The word "hammock" is thought to have originated from the Taino Native American word "hamaca," which means "fish net." The Taino people of the Caribbean were some of the first to use hammocks, and they wove them from the bark of the Hamack tree.
Hammocks were later adopted by other cultures around the world, including the Maya and Aztec civilizations in Central and South America. These early hammocks were made from woven plant fibers and were used as both beds and chairs.
In the 15th and 16th centuries, hammocks were introduced to Europe by Spanish conquistadors. They quickly became popular among sailors, who used them as a comfortable and convenient way to sleep on ships.
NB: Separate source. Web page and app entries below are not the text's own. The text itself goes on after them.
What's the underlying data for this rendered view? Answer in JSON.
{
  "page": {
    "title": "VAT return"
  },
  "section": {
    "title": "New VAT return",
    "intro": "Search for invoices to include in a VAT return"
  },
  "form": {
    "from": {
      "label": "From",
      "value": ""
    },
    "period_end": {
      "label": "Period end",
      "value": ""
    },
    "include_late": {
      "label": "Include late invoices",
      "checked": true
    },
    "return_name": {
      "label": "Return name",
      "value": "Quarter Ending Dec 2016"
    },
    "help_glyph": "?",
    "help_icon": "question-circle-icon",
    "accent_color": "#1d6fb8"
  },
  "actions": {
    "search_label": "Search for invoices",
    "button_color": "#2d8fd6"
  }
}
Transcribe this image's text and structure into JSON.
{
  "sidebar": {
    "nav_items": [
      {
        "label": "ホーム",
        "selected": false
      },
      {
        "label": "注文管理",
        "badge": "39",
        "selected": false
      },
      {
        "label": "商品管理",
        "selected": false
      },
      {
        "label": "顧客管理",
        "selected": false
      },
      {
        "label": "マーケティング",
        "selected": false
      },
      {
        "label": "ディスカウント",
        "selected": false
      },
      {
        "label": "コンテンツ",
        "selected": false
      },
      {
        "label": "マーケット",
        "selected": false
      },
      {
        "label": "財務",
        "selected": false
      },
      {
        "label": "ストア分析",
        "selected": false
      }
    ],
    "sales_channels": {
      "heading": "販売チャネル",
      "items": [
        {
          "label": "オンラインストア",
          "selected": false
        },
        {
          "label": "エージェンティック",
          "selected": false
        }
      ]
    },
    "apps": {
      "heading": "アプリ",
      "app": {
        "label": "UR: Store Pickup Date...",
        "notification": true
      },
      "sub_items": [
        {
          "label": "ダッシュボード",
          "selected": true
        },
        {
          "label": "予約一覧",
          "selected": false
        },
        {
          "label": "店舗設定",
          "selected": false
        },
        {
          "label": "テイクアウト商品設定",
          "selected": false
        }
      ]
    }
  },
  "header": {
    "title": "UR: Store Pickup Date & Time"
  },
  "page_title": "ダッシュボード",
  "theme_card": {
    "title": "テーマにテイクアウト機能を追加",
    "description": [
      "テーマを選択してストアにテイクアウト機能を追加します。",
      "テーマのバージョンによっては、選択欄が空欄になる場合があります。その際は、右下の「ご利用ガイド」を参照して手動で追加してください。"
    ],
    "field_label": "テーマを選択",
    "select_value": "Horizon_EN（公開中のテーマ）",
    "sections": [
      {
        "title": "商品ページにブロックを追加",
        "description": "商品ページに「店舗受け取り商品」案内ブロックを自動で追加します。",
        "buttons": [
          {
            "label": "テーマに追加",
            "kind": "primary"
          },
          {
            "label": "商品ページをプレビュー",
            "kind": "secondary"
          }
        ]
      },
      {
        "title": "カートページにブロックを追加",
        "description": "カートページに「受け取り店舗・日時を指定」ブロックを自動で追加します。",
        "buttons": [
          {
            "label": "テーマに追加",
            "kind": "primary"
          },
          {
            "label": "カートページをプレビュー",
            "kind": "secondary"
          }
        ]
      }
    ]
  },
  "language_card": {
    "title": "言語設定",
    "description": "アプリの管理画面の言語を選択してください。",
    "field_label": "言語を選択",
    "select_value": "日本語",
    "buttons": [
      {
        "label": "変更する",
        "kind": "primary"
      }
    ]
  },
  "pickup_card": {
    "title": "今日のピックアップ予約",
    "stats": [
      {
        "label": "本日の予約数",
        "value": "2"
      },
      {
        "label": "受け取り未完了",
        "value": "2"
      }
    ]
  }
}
In fact, the word "hammock" was first recorded in English in 1597, and it referred specifically to a type of bed or couch that was used on ships.
Over time, hammocks spread from the nautical world to land-based use. They were used by farmers and plantation workers in the Caribbean and South America, and they became a popular way to sleep in hot, humid climates.
Hammocks have continued to evolve over the years, and today they are made from a variety of materials, including cotton, nylon, and polyester. They are used for a wide range of purposes, including relaxation, recreation, and even as a permanent bed. In fact, many people swear by hammocks as the most comfortable and supportive way to sleep.
Hammocks are also an important cultural symbol in many parts of the world. In Brazil, for example, hammocks are a symbol of relaxation and are used by people of all ages. Brazilians have a saying, "dormir na rede," which means "to sleep in the net," and it refers to the act of sleeping in a hammock.
In other parts of Latin America, hammocks are used as a traditional baby carrier. Many mothers in Mexico, Guatemala, and other countries use hammocks to carry their infants, as they believe it helps to soothe and relax the baby.
Hammocks have also played a role in military history. During World War II, American paratroopers carried lightweight hammocks with them on their jumps, which they used to sleep in while they were on missions. In Vietnam, soldiers often slept in hammocks to avoid snakes and other dangerous creatures on the ground.
Today, hammocks are enjoyed by people all over the world. They are used for relaxation, recreation, and even as a permanent bed. And with their rich history and cultural significance, hammocks are more than just a piece of furniture - they are a symbol of comfort and relaxation for people of all ages. So next time you kick back in your hammock, take a moment to appreciate the history and cultural significance of this timeless piece of furniture.